According to the Pakistani delegation, the idea of telecasting the meeting germinated when ndtv’s Prannoy Roy approached a senior official of the Pakistan High Commission for a copy of the cassette ptv was taping of the event. The Pakistanis were initially divided over the request but a Star TV representative swung the deal after he doggedly argued that a telecast of the meet could become a PR coup for Musharraf and enable him to articulate his views to the Indian audience.

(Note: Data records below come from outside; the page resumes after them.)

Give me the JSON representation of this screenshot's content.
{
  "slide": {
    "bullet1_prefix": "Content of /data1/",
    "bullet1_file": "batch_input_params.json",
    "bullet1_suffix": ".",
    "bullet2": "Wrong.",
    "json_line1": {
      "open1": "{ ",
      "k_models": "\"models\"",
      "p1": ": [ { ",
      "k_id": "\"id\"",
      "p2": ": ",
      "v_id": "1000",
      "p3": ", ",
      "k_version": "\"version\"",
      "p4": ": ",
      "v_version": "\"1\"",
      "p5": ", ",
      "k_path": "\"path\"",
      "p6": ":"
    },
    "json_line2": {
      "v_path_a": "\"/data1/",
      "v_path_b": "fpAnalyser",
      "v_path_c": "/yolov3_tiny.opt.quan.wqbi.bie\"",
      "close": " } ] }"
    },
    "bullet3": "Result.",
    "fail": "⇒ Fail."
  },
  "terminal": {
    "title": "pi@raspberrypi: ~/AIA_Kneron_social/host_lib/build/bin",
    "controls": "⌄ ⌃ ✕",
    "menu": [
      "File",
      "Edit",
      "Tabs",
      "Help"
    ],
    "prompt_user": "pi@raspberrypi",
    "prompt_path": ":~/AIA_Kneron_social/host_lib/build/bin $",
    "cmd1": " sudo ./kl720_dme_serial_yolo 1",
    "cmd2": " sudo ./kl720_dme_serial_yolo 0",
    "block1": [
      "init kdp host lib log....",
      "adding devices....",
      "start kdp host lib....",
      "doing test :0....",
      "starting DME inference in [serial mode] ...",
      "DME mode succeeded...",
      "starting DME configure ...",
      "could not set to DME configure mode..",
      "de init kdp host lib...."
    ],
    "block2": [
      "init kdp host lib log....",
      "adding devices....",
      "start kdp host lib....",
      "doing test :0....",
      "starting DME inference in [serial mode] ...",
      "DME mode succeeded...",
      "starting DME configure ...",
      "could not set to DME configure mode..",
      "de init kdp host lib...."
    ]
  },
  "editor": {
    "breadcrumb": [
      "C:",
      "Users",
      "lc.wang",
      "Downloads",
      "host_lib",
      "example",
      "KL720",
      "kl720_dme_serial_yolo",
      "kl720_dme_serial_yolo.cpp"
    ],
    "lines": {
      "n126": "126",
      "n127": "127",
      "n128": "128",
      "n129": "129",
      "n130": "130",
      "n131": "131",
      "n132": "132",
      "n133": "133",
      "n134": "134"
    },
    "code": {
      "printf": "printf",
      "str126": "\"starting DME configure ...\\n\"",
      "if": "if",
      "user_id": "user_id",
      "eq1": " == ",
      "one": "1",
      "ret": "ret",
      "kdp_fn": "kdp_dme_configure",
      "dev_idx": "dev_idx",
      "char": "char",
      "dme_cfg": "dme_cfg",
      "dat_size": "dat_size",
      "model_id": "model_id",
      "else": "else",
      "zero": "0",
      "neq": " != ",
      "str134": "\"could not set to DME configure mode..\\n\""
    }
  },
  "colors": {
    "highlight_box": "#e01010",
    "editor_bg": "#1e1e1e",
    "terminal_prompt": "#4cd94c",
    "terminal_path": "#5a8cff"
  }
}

The Pakistani delegation then decided to take the gamble. Sources say it was Pakistan’s information secretary, Anwar Mehmood, who asked ptv to deliver a copy of the recording to Star TV. And it turned out to be a veritable coup for Musharraf—on Indian soil. As millions watched what was billed as a private and informal meet, the Pakistani side had every reason to feel triumphant. The meet was their most tangible gain. "We have achieved what we wanted to achieve," remarked a senior Pakistani diplomat, after the summit ended in a deadlock.
A piqued Indian delegation released Prime Minister A.B. Vajpayee’s opening statement at the delegation meet, asking for the return of 54 PoWs believed to be languishing in Pakistan, the extradition of the Kandahar hijackers and expressing his concern over Dawood Ibrahim’s activities in Pakistan.
But this was more a damage-control exercise, in fact a tacit acceptance that the Pakistanis had won the media war. It’s altogether a different issue that the breakfast meeting put the skids under the Agra summit.